For years leading up to this decision I've agonized about whether or not I could pull off farming and being a mother. We wanted a family, but I also didn't want to give up all of the work we've done building the farm. I wanted to know that I could grow a baby and still kick some ass in the fields.
We finally decided to take the plunge and go for it, and I'm happy to report that I've made it into my 6th month of pregnancy in tact and with the farm pretty much on track, which I count as a win. I've figured out a few strategies for farming pregnant that have worked for me, so I thought I'd share them here just in case there are other women farmers out there considering motherhood. This is the kind of logistical stuff that I would have liked to come across.
Timing the Pregnancy
I always knew that any baby of ours would have to have good timing in order to fit into the farm season. I figured a due date sometime November-January would be ideal, but we jumped the gun a little and ended up with a baby coming in mid-October. In hindsight though, I'm really happy that I'm not going through first trimester exhaustion during the peak planting season of late-April through June. I have never before felt that kind of tiredness! As it worked out, I've been feeling pretty strong and relatively energetic for the launch of the harvest season. We'll see how I feel when I'm huge in September though!
We had good luck timing our pregnancy because I started tracking my cycle using the Fertility Awareness Method. It's pretty easy to do, fun to know more about how your body works, and makes it possible to know almost exactly what days of the month to "try" based on your own body's signs. The Fertility Friday podcast is a great place to learn more, as is the book Taking Charge of Your Fertility. (And no, it's not the same thing as the bogus Rhythm Method.) All of this gave us a much better shot at succeeding in getting pregnant during the months we wanted to.
Get Past Start Up
Though we are still definitely in our business start up phase, I'm so grateful that we're done with our 2 year push of building the farm infrastructure. There's no way that I could have done 13+ hour days while being pregnant, I would have been destroyed. Though there's still a lot of work to do now, it's more manageable than building sheds and fences and all of the other pieces that had to fall into place. We also now have many awesome tools that we hadn't yet invested in a couple of years ago (BCS walking tractor, jang seeder, etc), which make a lot of jobs on the farm easier.
The other thing I'm really grateful for is that we're actually projecting to make a profit this year, which means I can hire extra help throughout the season as we need it. Of course that means I'll be taking home less of a paycheck, but it's a much better situation than it would have been the last couple of years, when we didn't get paid much of anything because we were investing all of our earnings back into the farm. Even early on in my pregnancy, there were tasks that felt like they were just too much for my changing body, like wheelbarrowing and spreading compost. Or if I could do them, I would be totally exhausted the next day. I'm going to continue to lean heavily on our crew this year for these types of tasks. Zack, Lauren and Brian, thank you for doing the heavy lifting, you are the best! And Gabe has been taking some evening and weekend shifts doing harder stuff like mowing, tilling and weed eating, which is huge!
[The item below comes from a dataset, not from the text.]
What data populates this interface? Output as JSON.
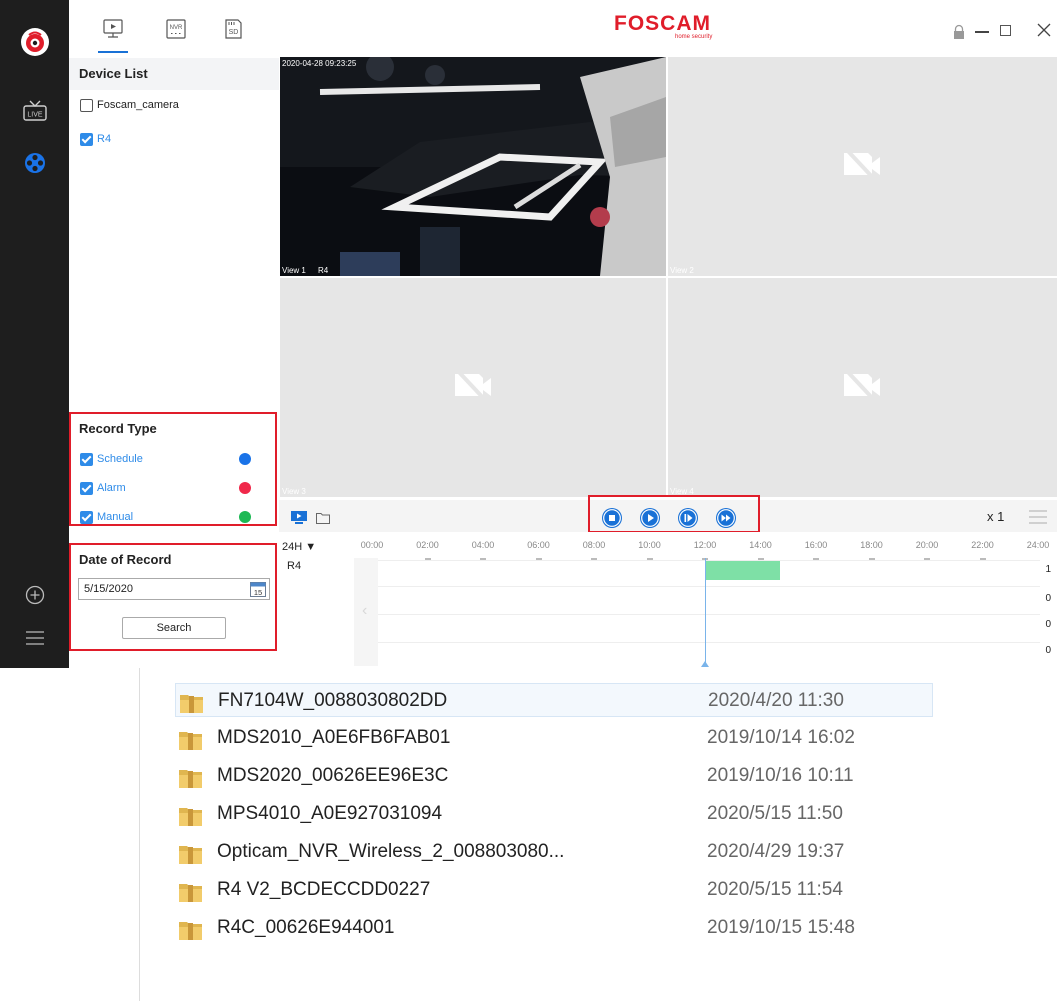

Modify Tasks and Make Life Easier
My expectations for how much I can get done have definitely been adjusted this year. I work shorter shifts, morning and evening, and stay out of the heat of the day. I eat lots of snacks. I make tasks easier or lighter when I can, and save the heaviest ones for the crew. If I don't take a nap in the afternoon I'm totally useless for the rest of the day, so my strategy is to take a nap right after I come home for lunch, and then get a couple hours of office work in before going back out to the field for the evening. I'm also trying to prep a big dinner dish over the weekend that we can eat off of for the week, so we're not trying to make food after I get home at 8:30pm.
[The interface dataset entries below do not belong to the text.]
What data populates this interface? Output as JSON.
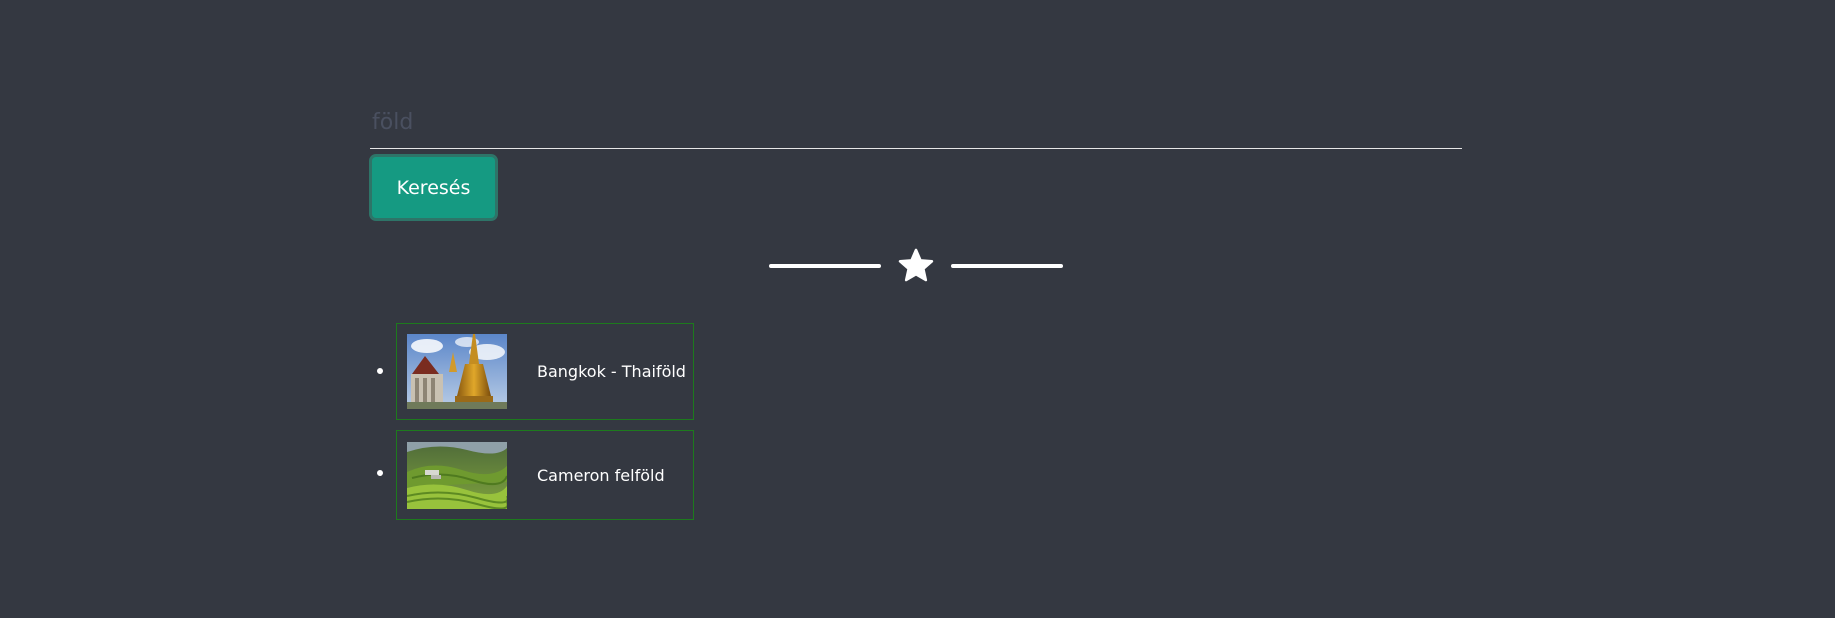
{
  "search": {
    "placeholder": "föld",
    "button_label": "Keresés"
  },
  "divider": {
    "icon": "star-icon"
  },
  "results": [
    {
      "label": "Bangkok - Thaiföld",
      "image": "temple-photo"
    },
    {
      "label": "Cameron felföld",
      "image": "tea-plantation-photo"
    }
  ],
  "colors": {
    "background": "#343841",
    "accent": "#159a82",
    "card_border": "#1d7a1d"
  }
}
So all that said, I do still feel strong and able, just in a different way than most years. I've still been tilling and laying irrigation and transplanting and harvesting and everything else that goes on out there. It'll be interesting to see how those last few months pan out, but so far so good. And I hope that by sharing a little of my journey I can help other women figure out how motherhood can fit into their own farming lifestyle.
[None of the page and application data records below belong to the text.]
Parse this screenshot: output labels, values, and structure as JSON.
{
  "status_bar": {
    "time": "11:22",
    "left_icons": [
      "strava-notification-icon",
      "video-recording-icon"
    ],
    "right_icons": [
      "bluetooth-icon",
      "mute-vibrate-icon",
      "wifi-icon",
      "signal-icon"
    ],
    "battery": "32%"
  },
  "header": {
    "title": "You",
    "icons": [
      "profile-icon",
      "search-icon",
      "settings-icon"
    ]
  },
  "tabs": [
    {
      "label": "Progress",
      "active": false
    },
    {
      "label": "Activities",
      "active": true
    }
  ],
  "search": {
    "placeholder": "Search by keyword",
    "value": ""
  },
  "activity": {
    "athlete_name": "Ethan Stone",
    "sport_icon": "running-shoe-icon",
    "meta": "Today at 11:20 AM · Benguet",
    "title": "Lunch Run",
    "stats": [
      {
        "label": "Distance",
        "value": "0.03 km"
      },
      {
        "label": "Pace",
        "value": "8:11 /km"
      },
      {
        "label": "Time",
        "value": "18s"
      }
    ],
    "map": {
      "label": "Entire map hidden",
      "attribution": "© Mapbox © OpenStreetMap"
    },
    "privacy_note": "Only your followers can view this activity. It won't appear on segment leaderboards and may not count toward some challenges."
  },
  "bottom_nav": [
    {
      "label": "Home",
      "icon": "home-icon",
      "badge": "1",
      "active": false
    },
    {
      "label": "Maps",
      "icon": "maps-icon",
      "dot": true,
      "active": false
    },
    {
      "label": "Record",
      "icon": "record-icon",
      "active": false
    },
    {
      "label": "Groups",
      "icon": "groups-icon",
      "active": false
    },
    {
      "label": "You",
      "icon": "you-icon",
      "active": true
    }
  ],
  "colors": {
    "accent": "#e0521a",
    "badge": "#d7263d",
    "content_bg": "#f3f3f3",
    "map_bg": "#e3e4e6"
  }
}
If you want to see your pregnant Five Foot Farmer in action come on down to our Saturday morning Farm Stand this summer, every week from 9:00am to 12:30pm at the farm!